Task instructions: Each record should be returned exactly as it is written.

Supplied entries below:

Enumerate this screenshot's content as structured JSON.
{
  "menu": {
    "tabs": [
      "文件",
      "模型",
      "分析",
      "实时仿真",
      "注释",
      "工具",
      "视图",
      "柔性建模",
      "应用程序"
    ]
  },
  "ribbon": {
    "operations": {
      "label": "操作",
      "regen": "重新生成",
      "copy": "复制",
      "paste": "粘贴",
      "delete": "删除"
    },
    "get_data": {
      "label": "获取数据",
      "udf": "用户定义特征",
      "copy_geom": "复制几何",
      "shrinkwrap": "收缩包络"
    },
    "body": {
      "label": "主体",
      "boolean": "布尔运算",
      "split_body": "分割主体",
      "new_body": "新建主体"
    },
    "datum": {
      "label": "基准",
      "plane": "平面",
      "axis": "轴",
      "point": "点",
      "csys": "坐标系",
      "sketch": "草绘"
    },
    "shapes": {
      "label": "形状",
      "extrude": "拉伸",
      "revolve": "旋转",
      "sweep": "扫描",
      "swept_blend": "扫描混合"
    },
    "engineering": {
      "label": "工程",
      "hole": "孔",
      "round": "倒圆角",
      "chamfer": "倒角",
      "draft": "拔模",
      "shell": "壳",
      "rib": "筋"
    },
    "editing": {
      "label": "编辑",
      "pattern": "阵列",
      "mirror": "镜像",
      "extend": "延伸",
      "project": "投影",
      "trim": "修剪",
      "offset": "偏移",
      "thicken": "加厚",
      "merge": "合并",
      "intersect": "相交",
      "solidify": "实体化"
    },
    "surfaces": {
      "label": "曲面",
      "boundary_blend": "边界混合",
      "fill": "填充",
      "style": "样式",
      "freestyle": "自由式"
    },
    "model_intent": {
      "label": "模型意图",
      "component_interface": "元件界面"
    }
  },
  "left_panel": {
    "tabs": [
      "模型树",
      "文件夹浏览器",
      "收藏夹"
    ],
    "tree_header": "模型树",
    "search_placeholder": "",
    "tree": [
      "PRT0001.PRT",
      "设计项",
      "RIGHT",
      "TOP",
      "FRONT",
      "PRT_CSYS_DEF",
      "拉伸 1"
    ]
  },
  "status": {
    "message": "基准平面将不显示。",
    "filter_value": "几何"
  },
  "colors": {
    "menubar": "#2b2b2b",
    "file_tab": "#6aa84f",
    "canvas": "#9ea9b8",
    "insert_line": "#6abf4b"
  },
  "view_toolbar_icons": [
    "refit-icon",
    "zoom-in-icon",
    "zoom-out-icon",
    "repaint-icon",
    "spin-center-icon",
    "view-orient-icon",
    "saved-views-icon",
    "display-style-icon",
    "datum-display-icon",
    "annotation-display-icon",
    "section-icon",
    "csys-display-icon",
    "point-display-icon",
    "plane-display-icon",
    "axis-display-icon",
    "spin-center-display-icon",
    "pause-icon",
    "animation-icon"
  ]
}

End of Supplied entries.

The answer:
Enumerate this screenshot's content as structured JSON.
{
  "menu": {
    "tabs": [
      "文件",
      "模型",
      "分析",
      "实时仿真",
      "注释",
      "工具",
      "视图",
      "柔性建模",
      "应用程序"
    ]
  },
  "ribbon": {
    "operations": {
      "label": "操作",
      "regen": "重新生成",
      "copy": "复制",
      "paste": "粘贴",
      "delete": "删除"
    },
    "get_data": {
      "label": "获取数据",
      "udf": "用户定义特征",
      "copy_geom": "复制几何",
      "shrinkwrap": "收缩包络"
    },
    "body": {
      "label": "主体",
      "boolean": "布尔运算",
      "split_body": "分割主体",
      "new_body": "新建主体"
    },
    "datum": {
      "label": "基准",
      "plane": "平面",
      "axis": "轴",
      "point": "点",
      "csys": "坐标系",
      "sketch": "草绘"
    },
    "shapes": {
      "label": "形状",
      "extrude": "拉伸",
      "revolve": "旋转",
      "sweep": "扫描",
      "swept_blend": "扫描混合"
    },
    "engineering": {
      "label": "工程",
      "hole": "孔",
      "round": "倒圆角",
      "chamfer": "倒角",
      "draft": "拔模",
      "shell": "壳",
      "rib": "筋"
    },
    "editing": {
      "label": "编辑",
      "pattern": "阵列",
      "mirror": "镜像",
      "extend": "延伸",
      "project": "投影",
      "trim": "修剪",
      "offset": "偏移",
      "thicken": "加厚",
      "merge": "合并",
      "intersect": "相交",
      "solidify": "实体化"
    },
    "surfaces": {
      "label": "曲面",
      "boundary_blend": "边界混合",
      "fill": "填充",
      "style": "样式",
      "freestyle": "自由式"
    },
    "model_intent": {
      "label": "模型意图",
      "component_interface": "元件界面"
    }
  },
  "left_panel": {
    "tabs": [
      "模型树",
      "文件夹浏览器",
      "收藏夹"
    ],
    "tree_header": "模型树",
    "search_placeholder": "",
    "tree": [
      "PRT0001.PRT",
      "设计项",
      "RIGHT",
      "TOP",
      "FRONT",
      "PRT_CSYS_DEF",
      "拉伸 1"
    ]
  },
  "status": {
    "message": "基准平面将不显示。",
    "filter_value": "几何"
  },
  "colors": {
    "menubar": "#2b2b2b",
    "file_tab": "#6aa84f",
    "canvas": "#9ea9b8",
    "insert_line": "#6abf4b"
  },
  "view_toolbar_icons": [
    "refit-icon",
    "zoom-in-icon",
    "zoom-out-icon",
    "repaint-icon",
    "spin-center-icon",
    "view-orient-icon",
    "saved-views-icon",
    "display-style-icon",
    "datum-display-icon",
    "annotation-display-icon",
    "section-icon",
    "csys-display-icon",
    "point-display-icon",
    "plane-display-icon",
    "axis-display-icon",
    "spin-center-display-icon",
    "pause-icon",
    "animation-icon"
  ]
}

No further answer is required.